Sunday, 25 March 2012 00:00
CHICAGO, March 25, 2012
Childhood behaviors have a significant impact on lifetime risk for heart disease
Information released at the American College of Cardiology Scientific Session on Sunday from the University of Michigan Systems indicates that children understand the impact of healthy behaviors and habits.
A recent study by Project Healthy Schools, a community-University of Michigan System collaboration, measured risk factors for cardiovascular disease, such as lipid profile, physical activity, and cholesterol, in middle school students before and after curriculum about healthy behaviors. The study found that after the curriculum students displayed positive healthy behaviors that made an impact on improving lipid profiles, cholesterol, LDL and triglycerides, proving that children can learn, understand and implement healthy behaviors for cardiovascular risk reduction.
The implementation of risk reduction strategies at an early age is crucial to the prevention of cardiovascular disease, heart attack and stroke as an adult. The Preventive Cardiovascular Nurses Association (PCNA) focuses on the prevention of cardiovascular disease across the lifespan – childhood behaviors have a significant impact on lifetime risk for heart disease.
“In today’s fast paced world where children are developing risk factors for cardiovascular disease and diabetes, this is an important study showing positive outcomes after health education. When wellness, healthy behavior and prevention education is brought into schools there can be a tremendous impact on heart disease prevention later in life,” says Cindy Lamendola, MSN, ANP-BC, FAHA, FPCNA, Nurse Practitioner/Clinical Research Nurse Coordinator at Stanford University School of Medicine, Department of Cardiology in Stanford, California and member of the PCNA Board of Directors. “This study also indicates that health care providers need to partner with the community to make a difference on heart disease in their areas”
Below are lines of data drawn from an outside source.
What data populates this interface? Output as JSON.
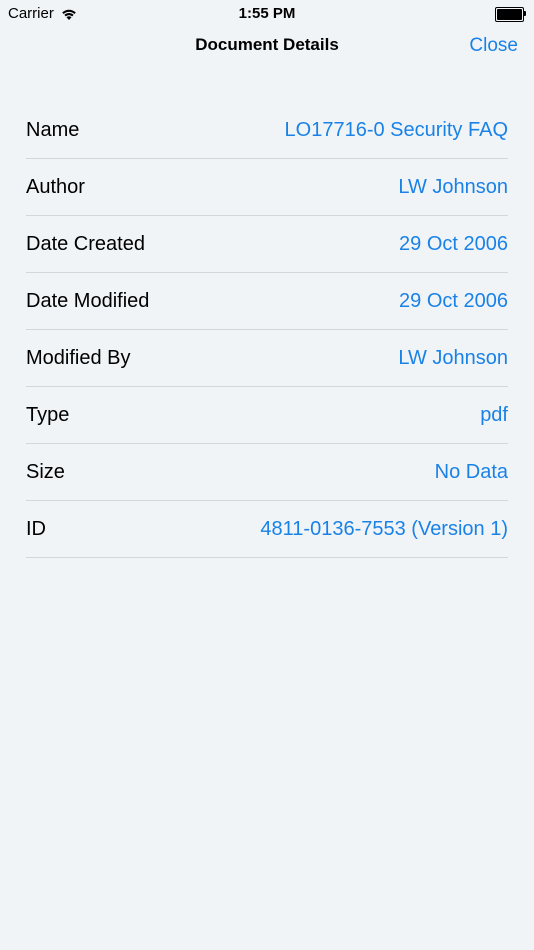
{
  "status_bar": {
    "carrier": "Carrier",
    "time": "1:55 PM"
  },
  "nav": {
    "title": "Document Details",
    "close_label": "Close"
  },
  "details": [
    {
      "label": "Name",
      "value": "LO17716-0 Security FAQ"
    },
    {
      "label": "Author",
      "value": "LW Johnson"
    },
    {
      "label": "Date Created",
      "value": "29 Oct 2006"
    },
    {
      "label": "Date Modified",
      "value": "29 Oct 2006"
    },
    {
      "label": "Modified By",
      "value": "LW Johnson"
    },
    {
      "label": "Type",
      "value": "pdf"
    },
    {
      "label": "Size",
      "value": "No Data"
    },
    {
      "label": "ID",
      "value": "4811-0136-7553 (Version 1)"
    }
  ],
  "colors": {
    "accent": "#1a82e6",
    "background": "#f0f4f7",
    "separator": "#d3d7da"
  }
}
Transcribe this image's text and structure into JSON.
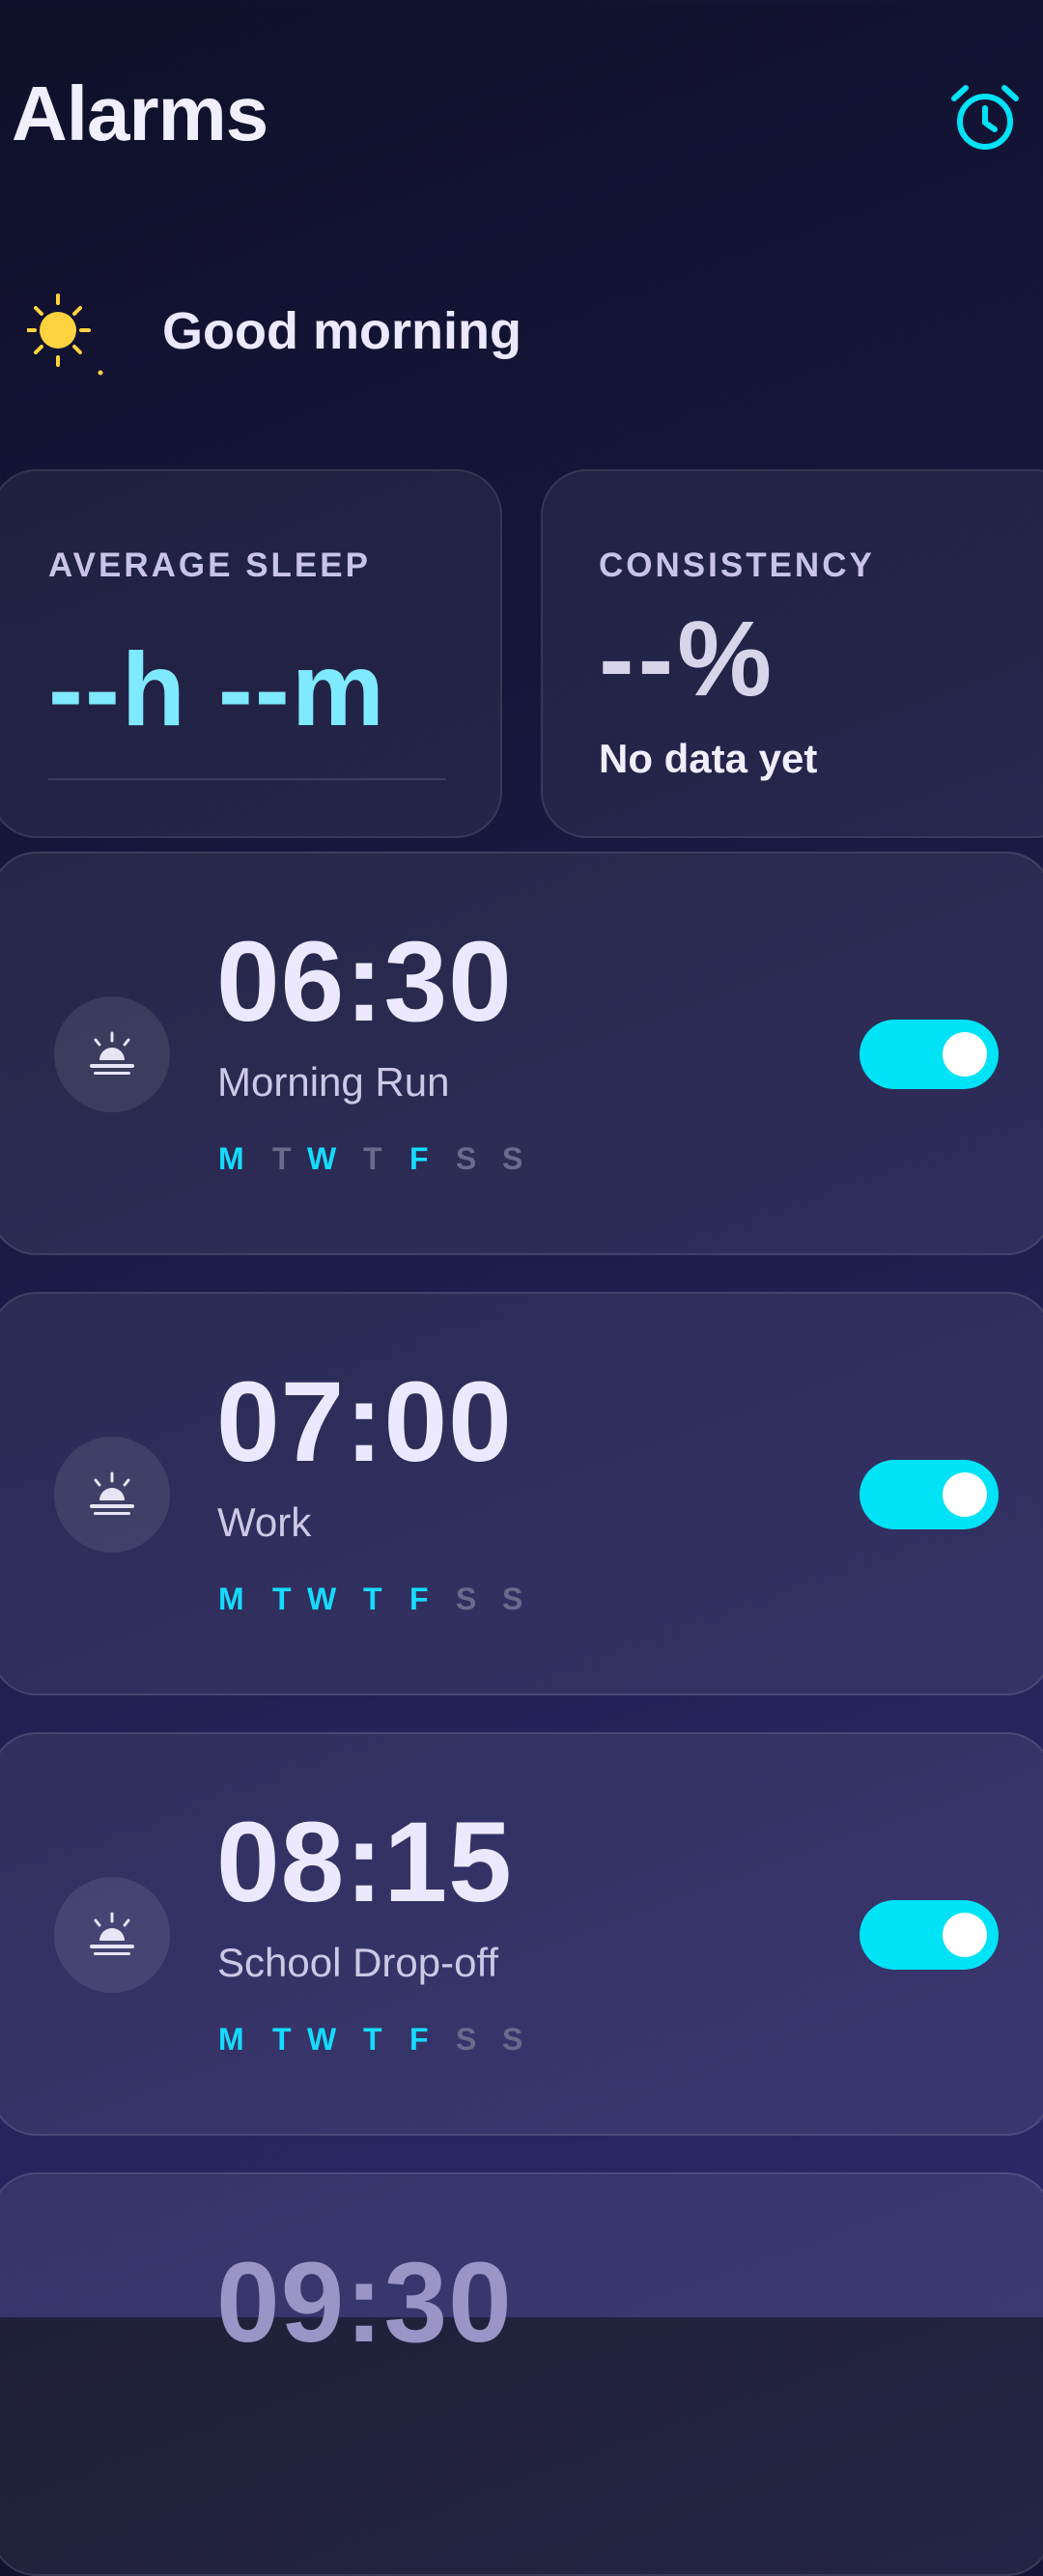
{
  "header": {
    "title": "Alarms",
    "icon": "alarm-clock-icon",
    "accent_color": "#00e2f5"
  },
  "greeting": {
    "icon": "sun-icon",
    "text": "Good morning",
    "icon_color": "#ffd23f"
  },
  "stats": {
    "average_sleep": {
      "label": "AVERAGE SLEEP",
      "value": "--h --m",
      "value_color": "#7fe9ff"
    },
    "consistency": {
      "label": "CONSISTENCY",
      "value": "--%",
      "subtitle": "No data yet"
    }
  },
  "alarms": [
    {
      "time": "06:30",
      "label": "Morning Run",
      "icon": "sunrise-icon",
      "enabled": true,
      "days": [
        {
          "letter": "M",
          "active": true
        },
        {
          "letter": "T",
          "active": false
        },
        {
          "letter": "W",
          "active": true
        },
        {
          "letter": "T",
          "active": false
        },
        {
          "letter": "F",
          "active": true
        },
        {
          "letter": "S",
          "active": false
        },
        {
          "letter": "S",
          "active": false
        }
      ]
    },
    {
      "time": "07:00",
      "label": "Work",
      "icon": "sunrise-icon",
      "enabled": true,
      "days": [
        {
          "letter": "M",
          "active": true
        },
        {
          "letter": "T",
          "active": true
        },
        {
          "letter": "W",
          "active": true
        },
        {
          "letter": "T",
          "active": true
        },
        {
          "letter": "F",
          "active": true
        },
        {
          "letter": "S",
          "active": false
        },
        {
          "letter": "S",
          "active": false
        }
      ]
    },
    {
      "time": "08:15",
      "label": "School Drop-off",
      "icon": "sunrise-icon",
      "enabled": true,
      "days": [
        {
          "letter": "M",
          "active": true
        },
        {
          "letter": "T",
          "active": true
        },
        {
          "letter": "W",
          "active": true
        },
        {
          "letter": "T",
          "active": true
        },
        {
          "letter": "F",
          "active": true
        },
        {
          "letter": "S",
          "active": false
        },
        {
          "letter": "S",
          "active": false
        }
      ]
    },
    {
      "time": "09:30"
    }
  ]
}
MEDICAL EXPERT – CINDY LAMENDOLA, MSN, ANP-CP-BC, FAHA, FPCNA: Cindy Lamendola, MSN, ANP-BC, FAHA, FPCNA is a Nurse Practitioner/Clinical Research Nurse Coordinator at Stanford University School of Medicine, Department of Cardiology in Stanford, California. She received her MSN, from the University of California in San Francisco in 1997. In her current position Lamendola’s time is divided between clinical research and clinical practice. Her clinical research focus is on insulin resistance, type 2 diabetes and the relationship to cardiovascular disease. Her clinical practice is focused on caring for complex patients with type 2 diabetes. Lamendola has been involved in cardiovascular nursing and primary and secondary prevention most of her career. Previously she was an associate director/director of a large community cardiac and pulmonary rehabilitation program with a focus on risk factor education, lipid management and research. She also developed and managed a lipid clinic in a cardiovascular medical practice. Lamendola is a founding member, past president and current board member of the Preventive Cardiovascular Nurses Association. She is also a member and fellow of the American Heart Association Council on Cardiovascular Nursing Council and participated in the American Heart Association Prevention Conference VI: Diabetes and Cardiovascular Disease Writing Group IV: Lifestyle and Medical Management of Risk Factors. She is also a member of the American Diabetes Association.
About PCNA: The Preventive Cardiovascular Nurses Association (PCNA) is the leading nursing organization dedicated to preventing cardiovascular disease (CVD) through assessing risk, facilitating lifestyle changes, and guiding individuals to achieve treatment goals. The mission of PCNA is to promote nurses as leaders in the prevention and management of cardiovascular disease. PCNA does this by educating and supporting nurses through the development of professional and patient education, leadership, and advocacy.
Media Contact: Abby Despins, 920-606-2115, firstname.lastname@example.org